If you already own a vacation home in a snowbird destination, consider renting it out for the months when you are not there. Some snowbirds even rent out their home for part of the winter (when rents are high) to generate income and then spend the other winter months there. If you go this route, you’ll want to look into the income tax implications to make sure it’s worth it financially.

7) Earn some extra income

One thing many Canadians in retirement have is extra time – giving you the opportunity to earn a little money. There are many ways of doing this, depending on your skills, either by just taking something part-time, or working in a store or coffee shop or even driving an Uber! This supplementary income can help pay for your snowbird lifestyle, while still leaving ample free time to enjoy your retirement.

8) Build up those points!

Many snowbirds benefit by using a credit card that offers travel reward points and using it for everyday spending. By building up enough points, you can reduce the amount you have to pay out of pocket for flights, hotels and rental cars over the winter.

Look for a credit card with a travel rewards program that meets your specific needs and opportunities to maximize your points.

9) Keep the costs down while you’re away

Being smart about your living expenses while you’re away for the winter can help make things more affordable. Consider the following ways to reduce your costs:

  • Meals: Reduce your costs by eating in frequently and finding inexpensive supermarkets and grocery stores (hint, shop where the locals shop!).
  • Activities: Keep yourself amused by finding free and low-cost concerts, events, libraries, courses and activities in the community. Many community centers, churches and synagogues have lots of activities and things going on.
  • Staying in Touch: Shop around for the best roaming and mobile phone plan options before you go. Keep in touch with friends and family using free and low-cost tools like Facetime, Skype and WhatsApp.
  • Currency Exchange: Consider using cross border banking solutions and exploring your foreign exchange options to keep your currency exchange costs down.
  • Travel Insurance: Travel medical insurance is essential for snowbirds, but shopping around can help ensure your travel insurance premiums are competitive.

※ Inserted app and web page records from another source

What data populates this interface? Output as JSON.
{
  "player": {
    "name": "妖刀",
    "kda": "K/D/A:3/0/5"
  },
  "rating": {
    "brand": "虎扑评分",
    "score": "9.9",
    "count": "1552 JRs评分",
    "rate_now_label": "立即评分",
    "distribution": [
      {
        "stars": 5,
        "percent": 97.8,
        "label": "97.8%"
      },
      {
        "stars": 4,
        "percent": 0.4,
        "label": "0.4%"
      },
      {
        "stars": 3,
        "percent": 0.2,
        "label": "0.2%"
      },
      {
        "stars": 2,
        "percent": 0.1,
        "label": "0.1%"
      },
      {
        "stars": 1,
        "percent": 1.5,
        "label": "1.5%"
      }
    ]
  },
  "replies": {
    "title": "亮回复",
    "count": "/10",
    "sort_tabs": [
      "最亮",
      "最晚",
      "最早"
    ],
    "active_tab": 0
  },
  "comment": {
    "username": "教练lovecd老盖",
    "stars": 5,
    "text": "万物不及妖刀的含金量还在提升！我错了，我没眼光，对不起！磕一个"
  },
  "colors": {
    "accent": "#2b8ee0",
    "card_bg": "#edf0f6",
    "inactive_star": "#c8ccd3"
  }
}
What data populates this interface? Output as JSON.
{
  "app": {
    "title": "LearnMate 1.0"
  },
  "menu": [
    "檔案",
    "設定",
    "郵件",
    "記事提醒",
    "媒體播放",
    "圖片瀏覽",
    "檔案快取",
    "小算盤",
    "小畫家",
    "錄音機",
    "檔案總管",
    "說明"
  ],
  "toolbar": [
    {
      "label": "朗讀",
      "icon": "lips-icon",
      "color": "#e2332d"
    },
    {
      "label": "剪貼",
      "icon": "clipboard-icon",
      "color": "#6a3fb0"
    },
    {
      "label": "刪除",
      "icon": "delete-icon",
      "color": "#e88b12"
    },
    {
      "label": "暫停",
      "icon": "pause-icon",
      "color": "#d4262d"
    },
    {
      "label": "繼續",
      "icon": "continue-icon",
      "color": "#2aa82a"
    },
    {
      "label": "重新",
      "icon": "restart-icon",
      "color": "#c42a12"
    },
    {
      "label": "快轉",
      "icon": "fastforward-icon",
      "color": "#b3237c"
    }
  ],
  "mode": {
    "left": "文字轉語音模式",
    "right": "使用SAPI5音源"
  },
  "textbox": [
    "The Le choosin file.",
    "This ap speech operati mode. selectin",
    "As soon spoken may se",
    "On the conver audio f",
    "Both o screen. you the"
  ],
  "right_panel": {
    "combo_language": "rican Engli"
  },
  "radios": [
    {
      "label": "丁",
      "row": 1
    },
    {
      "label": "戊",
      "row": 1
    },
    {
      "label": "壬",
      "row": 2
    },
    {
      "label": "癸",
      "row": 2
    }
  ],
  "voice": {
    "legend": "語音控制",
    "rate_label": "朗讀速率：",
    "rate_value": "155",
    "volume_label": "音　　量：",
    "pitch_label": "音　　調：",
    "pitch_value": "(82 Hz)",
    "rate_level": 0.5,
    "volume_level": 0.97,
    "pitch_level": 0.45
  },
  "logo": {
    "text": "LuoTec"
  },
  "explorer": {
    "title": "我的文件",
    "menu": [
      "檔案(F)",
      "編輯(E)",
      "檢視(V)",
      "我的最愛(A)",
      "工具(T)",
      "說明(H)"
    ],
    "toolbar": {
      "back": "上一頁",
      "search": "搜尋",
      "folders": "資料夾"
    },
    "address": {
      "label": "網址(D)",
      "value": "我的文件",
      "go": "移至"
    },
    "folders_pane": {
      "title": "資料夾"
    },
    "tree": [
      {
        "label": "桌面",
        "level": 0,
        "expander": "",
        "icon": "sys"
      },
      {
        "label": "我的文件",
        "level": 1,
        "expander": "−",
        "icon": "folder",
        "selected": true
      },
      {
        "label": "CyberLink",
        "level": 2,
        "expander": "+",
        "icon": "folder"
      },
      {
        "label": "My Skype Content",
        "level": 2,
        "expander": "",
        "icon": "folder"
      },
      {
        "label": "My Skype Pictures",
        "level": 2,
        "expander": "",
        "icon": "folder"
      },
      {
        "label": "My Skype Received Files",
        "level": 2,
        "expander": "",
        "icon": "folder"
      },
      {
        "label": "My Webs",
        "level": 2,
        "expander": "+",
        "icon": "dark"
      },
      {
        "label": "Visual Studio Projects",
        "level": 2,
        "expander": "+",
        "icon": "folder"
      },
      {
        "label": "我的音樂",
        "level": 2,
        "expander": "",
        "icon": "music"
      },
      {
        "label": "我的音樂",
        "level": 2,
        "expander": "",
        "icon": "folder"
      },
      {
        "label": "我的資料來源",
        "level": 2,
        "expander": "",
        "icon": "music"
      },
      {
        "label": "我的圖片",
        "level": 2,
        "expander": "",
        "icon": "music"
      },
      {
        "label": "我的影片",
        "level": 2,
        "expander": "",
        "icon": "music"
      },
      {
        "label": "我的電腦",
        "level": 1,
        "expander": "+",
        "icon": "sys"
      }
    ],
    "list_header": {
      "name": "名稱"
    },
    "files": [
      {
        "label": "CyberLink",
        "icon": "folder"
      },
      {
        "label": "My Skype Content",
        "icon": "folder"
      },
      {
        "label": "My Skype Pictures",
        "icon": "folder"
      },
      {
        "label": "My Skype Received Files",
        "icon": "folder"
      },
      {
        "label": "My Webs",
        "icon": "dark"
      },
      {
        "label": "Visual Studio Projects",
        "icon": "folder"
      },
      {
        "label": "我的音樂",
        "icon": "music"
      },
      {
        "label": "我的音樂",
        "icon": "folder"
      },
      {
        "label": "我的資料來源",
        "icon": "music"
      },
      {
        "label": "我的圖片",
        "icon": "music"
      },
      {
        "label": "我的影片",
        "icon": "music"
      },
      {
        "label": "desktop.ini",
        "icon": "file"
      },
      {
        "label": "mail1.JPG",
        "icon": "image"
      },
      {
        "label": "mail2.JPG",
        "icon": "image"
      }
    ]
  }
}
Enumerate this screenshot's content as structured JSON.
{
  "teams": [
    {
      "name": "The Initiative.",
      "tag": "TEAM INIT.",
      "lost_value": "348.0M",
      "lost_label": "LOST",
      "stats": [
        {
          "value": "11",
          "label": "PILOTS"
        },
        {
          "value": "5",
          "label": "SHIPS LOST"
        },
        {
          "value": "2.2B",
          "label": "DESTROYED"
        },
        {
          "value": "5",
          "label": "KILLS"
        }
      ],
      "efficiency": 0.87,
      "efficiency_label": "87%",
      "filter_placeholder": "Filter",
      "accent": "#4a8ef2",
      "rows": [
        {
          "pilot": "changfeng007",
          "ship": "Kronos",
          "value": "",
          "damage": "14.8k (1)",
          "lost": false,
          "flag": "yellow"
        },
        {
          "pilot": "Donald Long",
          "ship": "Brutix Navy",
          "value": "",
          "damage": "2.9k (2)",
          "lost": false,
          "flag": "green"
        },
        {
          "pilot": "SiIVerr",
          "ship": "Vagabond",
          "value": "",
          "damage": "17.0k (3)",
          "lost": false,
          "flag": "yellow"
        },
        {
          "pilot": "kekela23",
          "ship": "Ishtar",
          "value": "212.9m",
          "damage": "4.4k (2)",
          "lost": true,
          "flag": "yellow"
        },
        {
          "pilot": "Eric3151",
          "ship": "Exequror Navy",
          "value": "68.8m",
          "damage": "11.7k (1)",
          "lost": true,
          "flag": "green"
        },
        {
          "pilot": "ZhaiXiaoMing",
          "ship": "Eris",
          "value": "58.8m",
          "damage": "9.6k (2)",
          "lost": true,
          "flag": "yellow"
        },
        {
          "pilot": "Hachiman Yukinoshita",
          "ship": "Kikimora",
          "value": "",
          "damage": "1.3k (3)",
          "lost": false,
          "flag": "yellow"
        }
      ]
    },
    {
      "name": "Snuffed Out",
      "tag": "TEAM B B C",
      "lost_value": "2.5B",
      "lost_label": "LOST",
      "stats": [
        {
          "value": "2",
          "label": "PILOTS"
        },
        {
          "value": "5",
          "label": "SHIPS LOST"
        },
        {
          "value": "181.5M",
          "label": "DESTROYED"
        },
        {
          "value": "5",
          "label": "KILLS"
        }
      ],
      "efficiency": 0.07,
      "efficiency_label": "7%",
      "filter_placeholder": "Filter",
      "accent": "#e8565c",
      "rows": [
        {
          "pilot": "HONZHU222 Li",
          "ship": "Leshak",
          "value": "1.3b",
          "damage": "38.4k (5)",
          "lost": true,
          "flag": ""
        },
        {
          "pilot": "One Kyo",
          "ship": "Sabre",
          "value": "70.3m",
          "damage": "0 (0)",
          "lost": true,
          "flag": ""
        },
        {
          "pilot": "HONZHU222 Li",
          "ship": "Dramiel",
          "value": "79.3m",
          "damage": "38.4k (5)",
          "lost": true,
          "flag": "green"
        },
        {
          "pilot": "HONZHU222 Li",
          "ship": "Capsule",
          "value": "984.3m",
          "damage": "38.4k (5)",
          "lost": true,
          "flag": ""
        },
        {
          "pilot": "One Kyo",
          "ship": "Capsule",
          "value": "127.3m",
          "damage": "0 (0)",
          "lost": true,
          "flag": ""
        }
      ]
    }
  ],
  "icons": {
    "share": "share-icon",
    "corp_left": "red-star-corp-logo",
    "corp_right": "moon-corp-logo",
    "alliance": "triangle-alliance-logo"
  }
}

However, it's important to be aware that if you find a premium that’s significantly lower than everyone else’s, it may be because it doesn’t provide sufficient coverage t meet your needs. When it comes to travel insurance, always make sure you’re comparing apples to apples.

Disclaimer: The material provided on the SnowbirdAdvisor.ca website is for informational purposes only and does NOT constitute legal, tax, accounting, financial, real estate or other advice, and should not be relied on as such. If you require such advice, you should retain a qualified professional to advise you.